(Credit: Tom Murphy)

TAMALE, Ghana – A water dugout the size of a few football fields stands just outside the village of Kuruguvuhuyayili, in northern Ghana. People use the muddy water for cooking, cleaning, bathing and drinking. As do, the livestock. The combination of standing water and a place where animals defecate is a health nightmare.

But it’s not for the village located about 10 kilometers outside the northern city of Tamale. Plastic containers and chlorine tablets ensure safe drinking water for all.

For 10 pesewas ($0.02), a 20 liter bucket of water is filled from a black tank located near the dugout. A fee people interviewed thought to be fair. It is operated by Fushena, a woman entrepreneur trained by the Ghanian-American NGO Saha Global. Fushena fetches and cleans the water using chlorine tablets. She is proud of her business and the service it provides to the village.

(Credit: Tom Murphy)

(Credit: Tom Murphy)

“I am happy to be producing clean water for my community,” she said. “The benefit is too huge to measure.”

Each home in the village has a light purple water container. Each has a spigot at the bottom to dispense water and prevent contamination. The bucket is even a fixture in some homes. A newly constructed building in one compound had a raised step for the bucket, to make it easier to dispense the water.

“The clean water is healthy. I don’t mind paying,” said Abiba, one of the village residents.

(Credit: Tom Murphy)

(Credit: Tom Murphy)

“And I like that slight smell of the chlorine,” she added. “Then I know the water is clean.”

Each bucket was provided to every household by Saha. Its staff make weekly follow ups in every village. And water is tested in the homes and in the main cleaning container every month for E. coli and total coliform. The staff provide additional information on keeping buckets clean and the importance of clean water, but it is not new information to the residents.

“I can see now how bad the dugout water really was,” said Ayi, another resident. “I always knew it was bad, but there was no other option for water.”

The community dugout. (Credit: Tom Murphy)

The community dugout. (Credit: Tom Murphy)

Access to improved water sources in Ghana is high for sub-Saharan Africa. The World Bank says 87 percent of Ghanians have access to improved water. In nearby Nigeria, only 64 percent of people do. The rate of access for electricity sits at 60 percent; again on the higher side compared to other countries in the region. But there are still many people in Ghana who rely on resources like the dugout seen above and live without electricity.
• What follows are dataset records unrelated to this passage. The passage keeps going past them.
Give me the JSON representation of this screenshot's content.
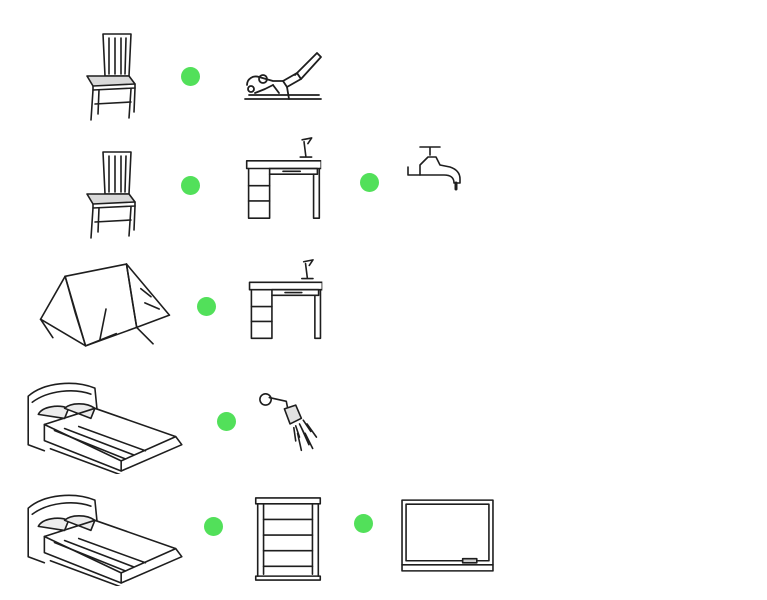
{
  "colors": {
    "dot": "#52e05a",
    "ink": "#1e1e1e",
    "background": "#ffffff"
  },
  "rows": [
    {
      "row": 1,
      "items": [
        "chair-icon",
        "dot",
        "sewing-machine-icon"
      ]
    },
    {
      "row": 2,
      "items": [
        "chair-icon",
        "dot",
        "desk-icon",
        "dot",
        "faucet-icon"
      ]
    },
    {
      "row": 3,
      "items": [
        "tent-icon",
        "dot",
        "desk-icon"
      ]
    },
    {
      "row": 4,
      "items": [
        "bed-icon",
        "dot",
        "shower-head-icon"
      ]
    },
    {
      "row": 5,
      "items": [
        "bed-icon",
        "dot",
        "bookshelf-icon",
        "dot",
        "whiteboard-icon"
      ]
    }
  ]
}
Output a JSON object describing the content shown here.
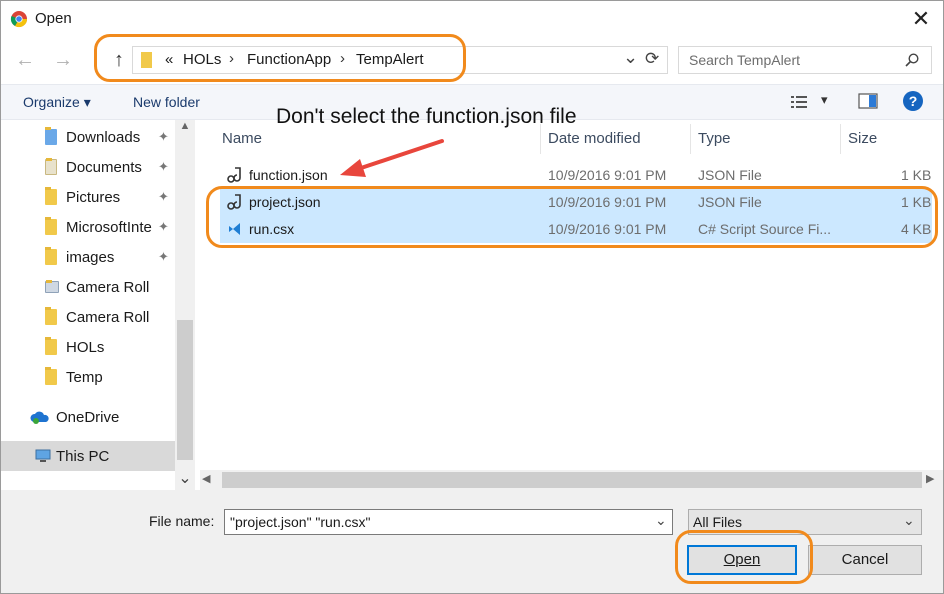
{
  "window": {
    "title": "Open",
    "close_glyph": "✕"
  },
  "nav": {
    "back_glyph": "←",
    "forward_glyph": "→",
    "up_glyph": "↑",
    "breadcrumb_overflow": "«",
    "breadcrumb": [
      "HOLs",
      "FunctionApp",
      "TempAlert"
    ],
    "separator": "›",
    "dropdown_glyph": "⌄",
    "refresh_glyph": "⟳"
  },
  "search": {
    "placeholder": "Search TempAlert"
  },
  "toolbar": {
    "organize_label": "Organize ▾",
    "new_folder_label": "New folder",
    "view_glyph": "▾",
    "help_glyph": "?"
  },
  "sidebar": {
    "items": [
      {
        "label": "Downloads",
        "icon": "downloads-folder-icon",
        "pinned": true
      },
      {
        "label": "Documents",
        "icon": "documents-folder-icon",
        "pinned": true
      },
      {
        "label": "Pictures",
        "icon": "pictures-folder-icon",
        "pinned": true
      },
      {
        "label": "MicrosoftInte",
        "icon": "folder-icon",
        "pinned": true
      },
      {
        "label": "images",
        "icon": "folder-icon",
        "pinned": true
      },
      {
        "label": "Camera Roll",
        "icon": "camera-roll-icon",
        "pinned": false
      },
      {
        "label": "Camera Roll",
        "icon": "folder-icon",
        "pinned": false
      },
      {
        "label": "HOLs",
        "icon": "folder-icon",
        "pinned": false
      },
      {
        "label": "Temp",
        "icon": "folder-icon",
        "pinned": false
      }
    ],
    "onedrive_label": "OneDrive",
    "thispc_label": "This PC",
    "pin_glyph": "📌",
    "scroll_down_glyph": "⌄"
  },
  "file_list": {
    "columns": [
      "Name",
      "Date modified",
      "Type",
      "Size"
    ],
    "rows": [
      {
        "name": "function.json",
        "date": "10/9/2016 9:01 PM",
        "type": "JSON File",
        "size": "1 KB",
        "selected": false,
        "icon": "json-file-icon"
      },
      {
        "name": "project.json",
        "date": "10/9/2016 9:01 PM",
        "type": "JSON File",
        "size": "1 KB",
        "selected": true,
        "icon": "json-file-icon"
      },
      {
        "name": "run.csx",
        "date": "10/9/2016 9:01 PM",
        "type": "C# Script Source Fi...",
        "size": "4 KB",
        "selected": true,
        "icon": "vscode-file-icon"
      }
    ]
  },
  "footer": {
    "filename_label": "File name:",
    "filename_value": "\"project.json\" \"run.csx\"",
    "filetype_value": "All Files",
    "open_label": "Open",
    "cancel_label": "Cancel"
  },
  "annotation": {
    "text": "Don't select the function.json file",
    "highlight_color": "#f18a1c",
    "arrow_color": "#e8463c"
  },
  "colors": {
    "selection": "#cce8ff",
    "accent": "#0078d7"
  }
}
Like Fushena, Avi runs a business that got off the ground thanks to support from Saha. In the middle of the village stands a singular building and a solar panel. The energy captured by the cells is stored in a generator located in the building. On the floor, a network of plugs charge cell phones and batteries for lights. Like the water buckets, Saha distributed one light per household. They are so popular that many households bought additional lights.
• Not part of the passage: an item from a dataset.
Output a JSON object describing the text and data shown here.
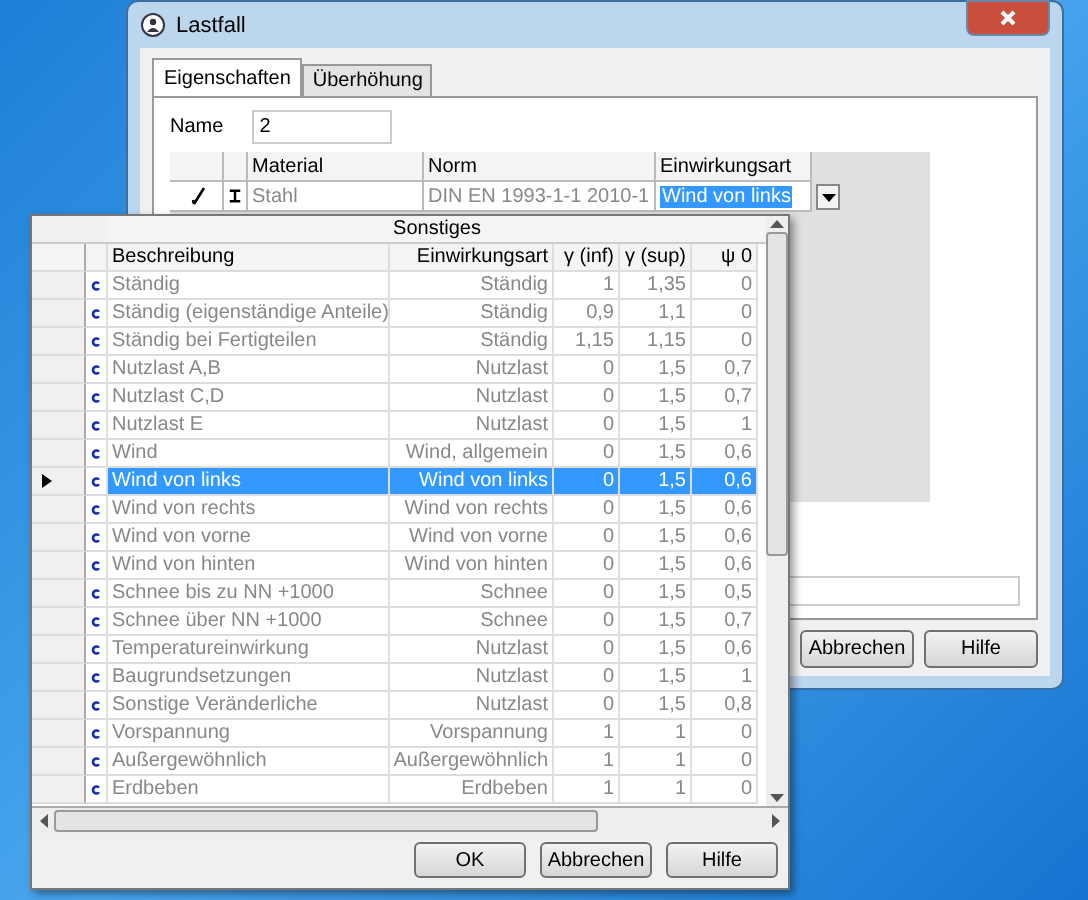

School studies and cooking at night were popular uses for the lights. Extremely bright, a single light illuminates an entire room. And there is a safety benefit to the lights too.

“The light helps so we can see snakes and scorpions at night,” said Ayi.
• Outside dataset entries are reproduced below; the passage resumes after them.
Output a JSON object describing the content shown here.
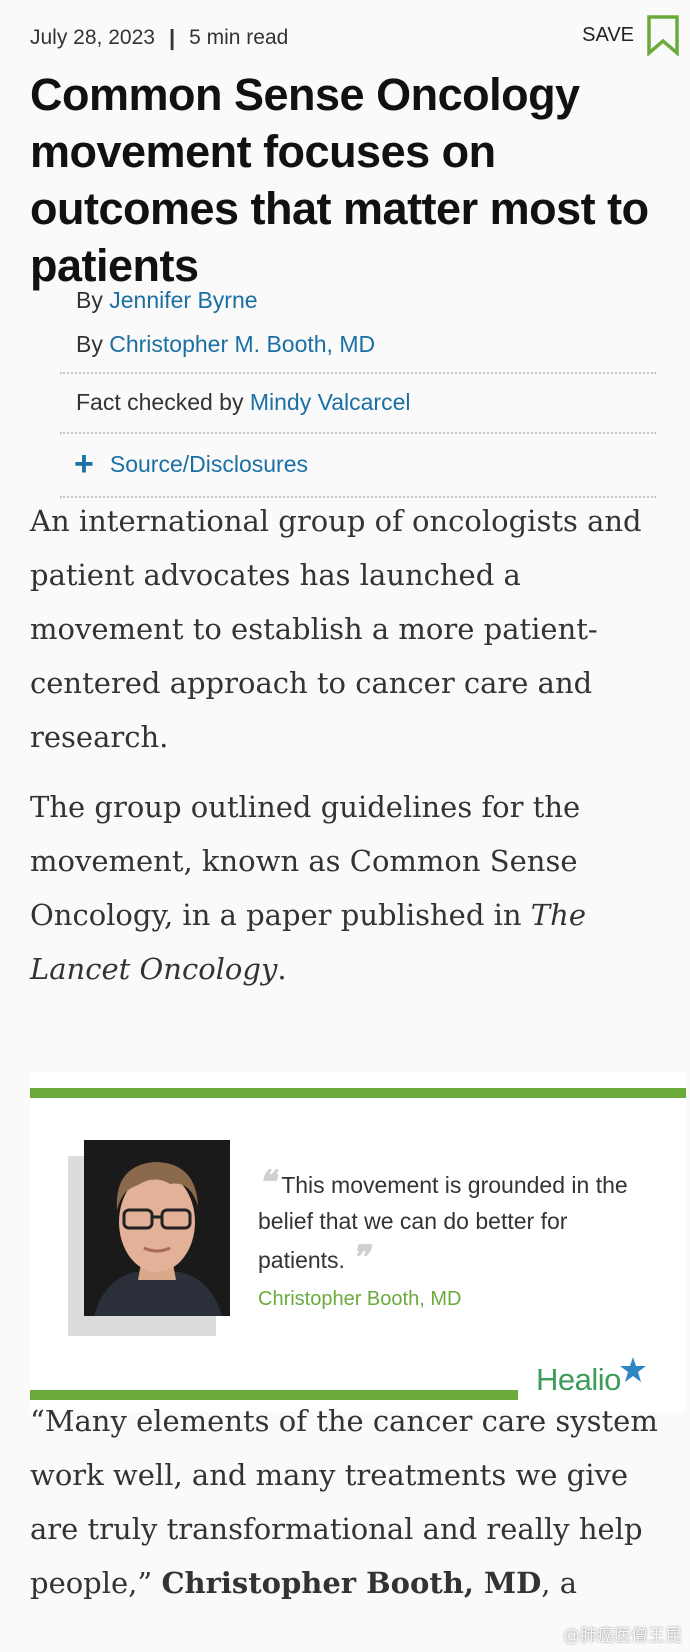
{
  "meta": {
    "date": "July 28, 2023",
    "separator": "|",
    "read_time": "5 min read"
  },
  "save_label": "SAVE",
  "headline": "Common Sense Oncology movement focuses on outcomes that matter most to patients",
  "byline": {
    "prefix": "By",
    "authors": [
      "Jennifer Byrne",
      "Christopher M. Booth, MD"
    ],
    "fact_check_prefix": "Fact checked by",
    "fact_checker": "Mindy Valcarcel",
    "source_label": "Source/Disclosures"
  },
  "paragraphs": {
    "p1": "An international group of oncologists and patient advocates has launched a movement to establish a more patient-centered approach to cancer care and research.",
    "p2_text": "The group outlined guidelines for the movement, known as Common Sense Oncology, in a paper published in ",
    "p2_journal": "The Lancet Oncology",
    "p2_end": ".",
    "p3_text": "“Many elements of the cancer care system work well, and many treatments we give are truly transformational and really help people,” ",
    "p3_bold": "Christopher Booth, MD",
    "p3_end": ", a"
  },
  "figure": {
    "quote": "This movement is grounded in the belief that we can do better for patients.",
    "attribution": "Christopher Booth, MD",
    "logo_text": "Healio",
    "accent_color": "#6aab3c"
  },
  "watermark": "@肺癌医僧王昆"
}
One night they found a snake in the middle of their home explained her husband. Seeing it helped avoid a bite. With poisonous snakes in the area, the light can literally be a lifesaver. And it prevents the excruciating pain caused by scorpion stings.

(Credit: Tom Murphy)

(Credit: Tom Murphy)

To charge the batteries for the light costs 60 pesewas ($0.15) and 20 pesewas ($0.05) for cell phones. Just like the water, people interviewed said they do not mind the cost. And just like the water provides additional income for Fushena, the charging station brings in money for Avi. The money helps pay for school fees and other emergencies, said both women.

“It was hard to support my children going to school, now I can pay for all of their fees,” Fushena said.

Reporting for this story was supported by the International Reporting Project.


About Author

Tom Murphy

Tom Murphy is a New Hampshire-based reporter for Humanosphere. Before joining Humanosphere, Tom founded and edited the aid blog A View From the Cave. His work has appeared in Foreign Policy, the Huffington Post, the Guardian, GlobalPost and Christian Science Monitor. He tweets at @viewfromthecave. Contact him at tmurphy[at]